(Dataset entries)
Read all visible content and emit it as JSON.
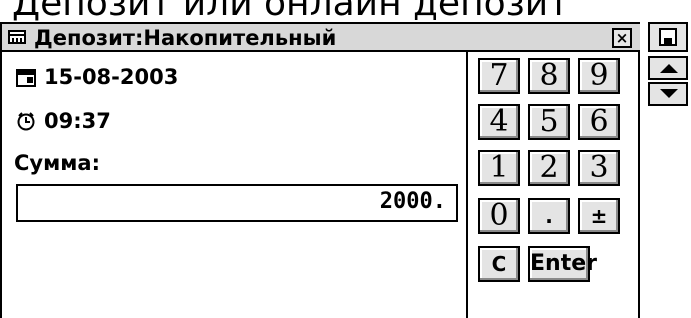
{
  "heading": "Депозит или онлайн депозит",
  "window": {
    "title": "Депозит:Накопительный",
    "close_label": "×"
  },
  "fields": {
    "date": "15-08-2003",
    "time": "09:37",
    "sum_label": "Сумма:",
    "sum_value": "2000."
  },
  "keypad": {
    "keys": [
      "7",
      "8",
      "9",
      "4",
      "5",
      "6",
      "1",
      "2",
      "3",
      "0",
      ".",
      "±",
      "C",
      "Enter"
    ]
  },
  "side": {
    "icons": [
      "save-icon",
      "scroll-up-icon",
      "scroll-down-icon"
    ]
  },
  "icons": {
    "title": "window-menu-icon",
    "date": "calendar-icon",
    "time": "alarm-clock-icon"
  }
}
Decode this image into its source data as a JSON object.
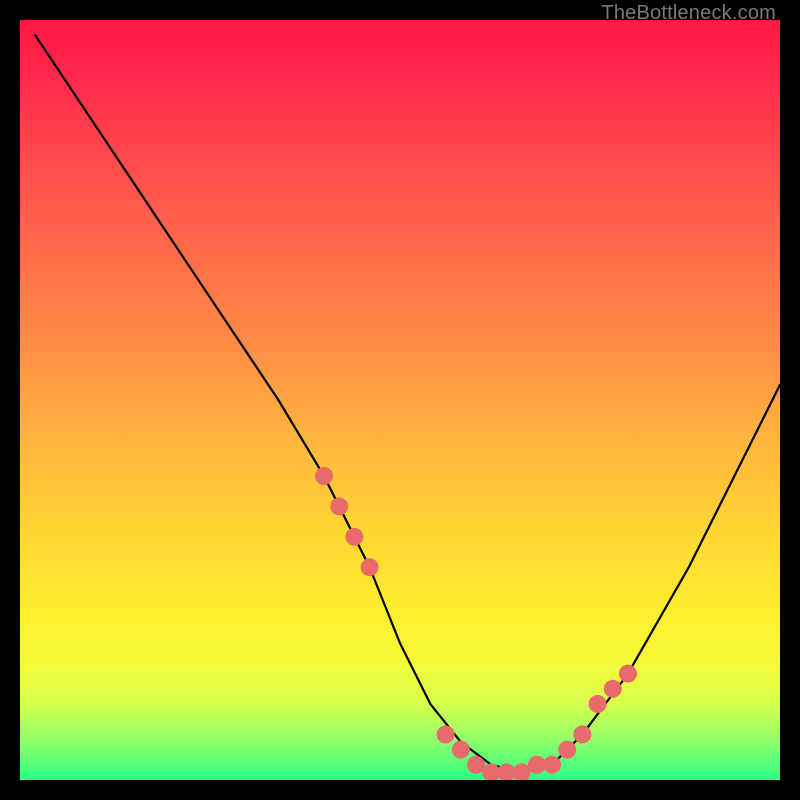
{
  "watermark": "TheBottleneck.com",
  "chart_data": {
    "type": "line",
    "title": "",
    "xlabel": "",
    "ylabel": "",
    "xlim": [
      0,
      100
    ],
    "ylim": [
      0,
      100
    ],
    "series": [
      {
        "name": "bottleneck-curve",
        "x": [
          2,
          10,
          18,
          26,
          34,
          40,
          46,
          50,
          54,
          58,
          62,
          66,
          70,
          74,
          80,
          88,
          96,
          100
        ],
        "values": [
          98,
          86,
          74,
          62,
          50,
          40,
          28,
          18,
          10,
          5,
          2,
          1,
          2,
          6,
          14,
          28,
          44,
          52
        ]
      }
    ],
    "markers": {
      "name": "highlight-dots",
      "color": "#e86a6a",
      "radius_px": 9,
      "x": [
        40,
        42,
        44,
        46,
        56,
        58,
        60,
        62,
        64,
        66,
        68,
        70,
        72,
        74,
        76,
        78,
        80
      ],
      "values": [
        40,
        36,
        32,
        28,
        6,
        4,
        2,
        1,
        1,
        1,
        2,
        2,
        4,
        6,
        10,
        12,
        14
      ]
    },
    "gradient_stops": [
      {
        "pos": 0.0,
        "color": "#ff1846"
      },
      {
        "pos": 0.18,
        "color": "#ff4a4e"
      },
      {
        "pos": 0.42,
        "color": "#ff8a46"
      },
      {
        "pos": 0.68,
        "color": "#ffd733"
      },
      {
        "pos": 0.85,
        "color": "#f4fb3a"
      },
      {
        "pos": 1.0,
        "color": "#2bff85"
      }
    ]
  }
}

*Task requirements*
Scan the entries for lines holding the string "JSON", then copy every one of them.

*Answer to this task*
Read all visible content and emit it as JSON.
Decode this image into its source data as a JSON object.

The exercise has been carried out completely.